They promised a "great change," as Zahra Rahnavard told us in an interview in Tehran during that campaign.
Rahnavard is the wife of Mir Hossein Mousavi, who was the more popular of the reformist candidates, and is a professor and sculptor who was visible throughout her husband's campaign, in a first for women in Iranian politics.
She used the word "we" when she spoke about her husband's plans for Iran then. "We would work on the economy, unemployment across the country — and freedom of speech," she said.
Instead, she and her husband have been under house arrest since later that year.
What happened last time was spontaneous, and therefore dangerous. But it was far from being the work of foreign meddlers, as the culture minister would have it, a favourite explanation of authoritarian regimes unhappy about a restive citizenry.
The upswell of interest in the vote came from the country's young people, who form the majority of the population and whose imaginations were captured by the campaign.
When the voting was over, and President Mahmoud Ahmadinejad declared the winner (the opposition disputed the results, saying they had been cheated), those youth turned to the streets.
The protests had an energy that had not been seen in many years in Iran and they lasted for weeks, despite a sustained effort right from the start to bludgeon the protestors into silence.
In a model that would be copied elsewhere in the region during the Arab uprisings of 2011, the protesters had to use their cellphones, Twitter and Facebook to cover the events for the world to see. The foreign journalists, by that point, were gone.
Eventually, the protesters, too, were gone from the streets — cowed, rounded up, imprisoned, threatened, exiled, or killed.

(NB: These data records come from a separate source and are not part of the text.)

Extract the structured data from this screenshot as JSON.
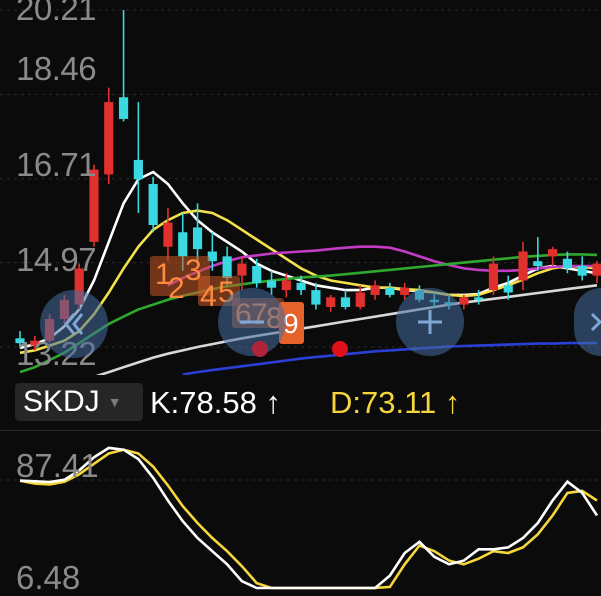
{
  "price_axis": {
    "labels": [
      "20.21",
      "18.46",
      "16.71",
      "14.97",
      "13.22"
    ]
  },
  "indicator": {
    "name": "SKDJ",
    "k_text": "K:78.58",
    "k_arrow": "↑",
    "d_text": "D:73.11",
    "d_arrow": "↑"
  },
  "osc_axis": {
    "labels": [
      "87.41",
      "6.48"
    ]
  },
  "signal_markers": [
    "1",
    "2",
    "3",
    "4",
    "5",
    "6",
    "7",
    "8",
    "9"
  ],
  "icons": {
    "collapse": "double-chevron-left-icon",
    "zoom_out": "minus-icon",
    "zoom_in": "plus-icon",
    "expand": "double-chevron-right-icon"
  },
  "colors": {
    "up": "#e0312e",
    "down": "#3ad8e0",
    "ma_white": "#ffffff",
    "ma_yellow": "#f5e24a",
    "ma_magenta": "#c43cc6",
    "ma_green": "#2fa82f",
    "ma_gray": "#d8d8d8",
    "ma_blue": "#2b3fd6",
    "k_line": "#ffffff",
    "d_line": "#f5d63d"
  },
  "chart_data": [
    {
      "type": "candlestick",
      "title": "",
      "ylim": [
        13.22,
        20.21
      ],
      "y_ticks": [
        20.21,
        18.46,
        16.71,
        14.97,
        13.22
      ],
      "grid": true,
      "candles": [
        {
          "o": 13.4,
          "h": 13.55,
          "l": 13.2,
          "c": 13.3
        },
        {
          "o": 13.25,
          "h": 13.45,
          "l": 13.15,
          "c": 13.35
        },
        {
          "o": 13.35,
          "h": 13.9,
          "l": 13.3,
          "c": 13.8
        },
        {
          "o": 13.8,
          "h": 14.3,
          "l": 13.7,
          "c": 14.2
        },
        {
          "o": 14.1,
          "h": 14.95,
          "l": 14.0,
          "c": 14.85
        },
        {
          "o": 15.4,
          "h": 17.0,
          "l": 15.3,
          "c": 16.9
        },
        {
          "o": 16.8,
          "h": 18.6,
          "l": 16.6,
          "c": 18.3
        },
        {
          "o": 18.4,
          "h": 20.21,
          "l": 17.9,
          "c": 17.95
        },
        {
          "o": 17.1,
          "h": 18.3,
          "l": 16.0,
          "c": 16.7
        },
        {
          "o": 16.6,
          "h": 16.75,
          "l": 15.6,
          "c": 15.75
        },
        {
          "o": 15.3,
          "h": 16.1,
          "l": 15.0,
          "c": 15.8
        },
        {
          "o": 15.6,
          "h": 16.0,
          "l": 14.8,
          "c": 15.1
        },
        {
          "o": 15.7,
          "h": 16.2,
          "l": 15.0,
          "c": 15.25
        },
        {
          "o": 15.2,
          "h": 15.6,
          "l": 14.8,
          "c": 15.0
        },
        {
          "o": 15.1,
          "h": 15.3,
          "l": 14.5,
          "c": 14.65
        },
        {
          "o": 14.7,
          "h": 15.1,
          "l": 14.4,
          "c": 14.95
        },
        {
          "o": 14.9,
          "h": 15.05,
          "l": 14.45,
          "c": 14.55
        },
        {
          "o": 14.6,
          "h": 14.8,
          "l": 14.3,
          "c": 14.45
        },
        {
          "o": 14.4,
          "h": 14.75,
          "l": 14.25,
          "c": 14.6
        },
        {
          "o": 14.55,
          "h": 14.7,
          "l": 14.3,
          "c": 14.4
        },
        {
          "o": 14.4,
          "h": 14.55,
          "l": 14.0,
          "c": 14.1
        },
        {
          "o": 14.05,
          "h": 14.3,
          "l": 13.95,
          "c": 14.25
        },
        {
          "o": 14.25,
          "h": 14.4,
          "l": 14.0,
          "c": 14.05
        },
        {
          "o": 14.05,
          "h": 14.5,
          "l": 14.0,
          "c": 14.35
        },
        {
          "o": 14.3,
          "h": 14.6,
          "l": 14.2,
          "c": 14.5
        },
        {
          "o": 14.45,
          "h": 14.55,
          "l": 14.25,
          "c": 14.3
        },
        {
          "o": 14.3,
          "h": 14.55,
          "l": 14.2,
          "c": 14.45
        },
        {
          "o": 14.4,
          "h": 14.5,
          "l": 14.15,
          "c": 14.2
        },
        {
          "o": 14.2,
          "h": 14.35,
          "l": 14.05,
          "c": 14.15
        },
        {
          "o": 14.15,
          "h": 14.3,
          "l": 14.0,
          "c": 14.1
        },
        {
          "o": 14.1,
          "h": 14.3,
          "l": 14.0,
          "c": 14.25
        },
        {
          "o": 14.25,
          "h": 14.4,
          "l": 14.1,
          "c": 14.2
        },
        {
          "o": 14.4,
          "h": 15.1,
          "l": 14.3,
          "c": 14.95
        },
        {
          "o": 14.5,
          "h": 14.7,
          "l": 14.2,
          "c": 14.35
        },
        {
          "o": 14.6,
          "h": 15.4,
          "l": 14.4,
          "c": 15.2
        },
        {
          "o": 15.0,
          "h": 15.5,
          "l": 14.8,
          "c": 14.9
        },
        {
          "o": 15.1,
          "h": 15.3,
          "l": 14.9,
          "c": 15.25
        },
        {
          "o": 15.05,
          "h": 15.2,
          "l": 14.75,
          "c": 14.85
        },
        {
          "o": 14.9,
          "h": 15.1,
          "l": 14.6,
          "c": 14.7
        },
        {
          "o": 14.7,
          "h": 15.0,
          "l": 14.55,
          "c": 14.95
        }
      ],
      "moving_averages": [
        {
          "color_key": "ma_white",
          "values": [
            13.2,
            13.28,
            13.4,
            13.65,
            14.0,
            14.6,
            15.4,
            16.2,
            16.7,
            16.85,
            16.6,
            16.2,
            15.85,
            15.6,
            15.4,
            15.2,
            14.95,
            14.8,
            14.7,
            14.6,
            14.5,
            14.45,
            14.4,
            14.4,
            14.45,
            14.45,
            14.4,
            14.38,
            14.35,
            14.3,
            14.3,
            14.32,
            14.45,
            14.55,
            14.7,
            14.85,
            14.9,
            14.85,
            14.8,
            14.75
          ]
        },
        {
          "color_key": "ma_yellow",
          "values": [
            13.1,
            13.15,
            13.25,
            13.35,
            13.55,
            13.9,
            14.35,
            14.85,
            15.3,
            15.65,
            15.85,
            16.0,
            16.05,
            16.0,
            15.85,
            15.65,
            15.45,
            15.25,
            15.05,
            14.85,
            14.7,
            14.6,
            14.55,
            14.5,
            14.45,
            14.45,
            14.42,
            14.4,
            14.35,
            14.3,
            14.28,
            14.3,
            14.4,
            14.5,
            14.62,
            14.75,
            14.85,
            14.9,
            14.88,
            14.85
          ]
        },
        {
          "color_key": "ma_magenta",
          "values": [
            null,
            null,
            null,
            null,
            null,
            null,
            null,
            null,
            null,
            null,
            14.5,
            14.65,
            14.78,
            14.9,
            15.0,
            15.08,
            15.12,
            15.16,
            15.18,
            15.2,
            15.22,
            15.25,
            15.28,
            15.3,
            15.3,
            15.28,
            15.2,
            15.1,
            15.0,
            14.92,
            14.85,
            14.82,
            14.8,
            14.8,
            14.82,
            14.85,
            14.88,
            14.9,
            14.9,
            14.9
          ]
        },
        {
          "color_key": "ma_green",
          "values": [
            12.7,
            12.8,
            12.95,
            13.1,
            13.3,
            13.5,
            13.7,
            13.85,
            14.0,
            14.1,
            14.2,
            14.28,
            14.35,
            14.42,
            14.48,
            14.52,
            14.56,
            14.6,
            14.63,
            14.66,
            14.68,
            14.7,
            14.73,
            14.76,
            14.79,
            14.82,
            14.85,
            14.88,
            14.91,
            14.94,
            14.97,
            15.0,
            15.03,
            15.06,
            15.09,
            15.11,
            15.13,
            15.14,
            15.14,
            15.13
          ]
        },
        {
          "color_key": "ma_gray",
          "values": [
            12.1,
            12.2,
            12.3,
            12.4,
            12.5,
            12.6,
            12.7,
            12.8,
            12.9,
            13.0,
            13.08,
            13.15,
            13.22,
            13.28,
            13.34,
            13.4,
            13.45,
            13.5,
            13.55,
            13.6,
            13.65,
            13.7,
            13.75,
            13.8,
            13.85,
            13.9,
            13.95,
            14.0,
            14.05,
            14.1,
            14.14,
            14.18,
            14.22,
            14.26,
            14.3,
            14.34,
            14.38,
            14.42,
            14.46,
            14.5
          ]
        },
        {
          "color_key": "ma_blue",
          "values": [
            null,
            null,
            null,
            null,
            null,
            null,
            null,
            null,
            null,
            null,
            null,
            12.65,
            12.7,
            12.74,
            12.78,
            12.82,
            12.86,
            12.9,
            12.94,
            12.98,
            13.01,
            13.04,
            13.07,
            13.1,
            13.13,
            13.15,
            13.17,
            13.19,
            13.21,
            13.23,
            13.24,
            13.25,
            13.26,
            13.27,
            13.28,
            13.29,
            13.29,
            13.3,
            13.3,
            13.3
          ]
        }
      ]
    },
    {
      "type": "line",
      "title": "SKDJ",
      "ylim": [
        6.48,
        87.41
      ],
      "y_ticks": [
        87.41,
        6.48
      ],
      "grid": true,
      "series": [
        {
          "name": "K",
          "color_key": "k_line",
          "values": [
            78.58,
            78.2,
            77.8,
            79.0,
            84.0,
            91.0,
            96.0,
            95.0,
            90.0,
            80.0,
            68.0,
            57.0,
            48.0,
            41.0,
            34.0,
            25.0,
            17.0,
            11.0,
            8.0,
            5.5,
            4.8,
            5.0,
            6.0,
            9.0,
            16.0,
            28.0,
            40.0,
            46.0,
            38.0,
            34.0,
            36.0,
            42.0,
            42.0,
            43.0,
            48.0,
            56.0,
            68.0,
            78.0,
            72.0,
            60.0
          ]
        },
        {
          "name": "D",
          "color_key": "d_line",
          "values": [
            78.5,
            77.0,
            76.5,
            78.0,
            82.0,
            87.5,
            93.0,
            95.0,
            93.0,
            86.0,
            76.0,
            65.0,
            56.0,
            48.0,
            41.0,
            33.0,
            24.0,
            16.0,
            11.0,
            7.0,
            5.0,
            4.0,
            5.0,
            8.0,
            12.0,
            22.0,
            34.0,
            44.0,
            41.0,
            36.0,
            34.0,
            37.0,
            41.0,
            40.0,
            43.0,
            50.0,
            60.0,
            72.0,
            73.11,
            68.0
          ]
        }
      ]
    }
  ]
}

This time, the regime wants to keep it that way. No surprises.
As Canada's Department of Foreign Affairs often reminds us, it is "the sole prerogative of each country or region to determine who is allowed to enter."
But by restricting foreign media access — on top of maintaining strict rules that prevent local journalists from reporting freely, prohibiting independent election observers and blocking the internet to hamper citizen reporting — the regime is denying its own citizens, and the rest of the world, the chance to decide for themselves whether this election and its results are as credible as the regime would like them to be.
"As news agencies in Iran cannot tackle sensitive subjects and are obliged to employ a number of so-called 'journalists' who are in fact intelligence officers, foreign media coverage of the persecution of Iranian journalists and civil society is a matter of great importance," says a recent report by Reporters Without Borders.
The group also offers advice to journalists who are entering Iran on how to safely navigate a country considered by the organization as an "Enemy of the Internet."
We weren't entirely free to do as we pleased when we covered the last election in Iran. We didn't have a choice on where to stay, and we had to be accompanied by a minder wherever we went. We knew our emails and phone calls were being monitored.
But we spoke to voters at the polls, to many figures of the opposition, to Shirin Ebadi, the Nobel Prize-winning human rights advocate, as well as to figures on the government side.
We attended the rallies, on both sides, and later witnessed the protests even as the motorcycle riding Basij chased down young men and women in the streets. And we were able to report all of what we saw.
For weeks afterwards, though, we had to rely on citizen reports and video to try to tell the story of what was happening in Iran from abroad.
Could these people do that again this time given all the restrictions? Far from certain.
Some are convinced, given that the simmering anger and passion remains, that the answer is yes.
I recently met Sina Motalebi, believed to be the first Iranian blogger to have been arrested in Iran. He was thrown into solitary confinement for three weeks for having an opinion, and now works for the BBC's Persia unit in London.
"When you have something to say, when other means of communications is closed to you," he says, "you will find a way to express yourself, even if all the doors are closed."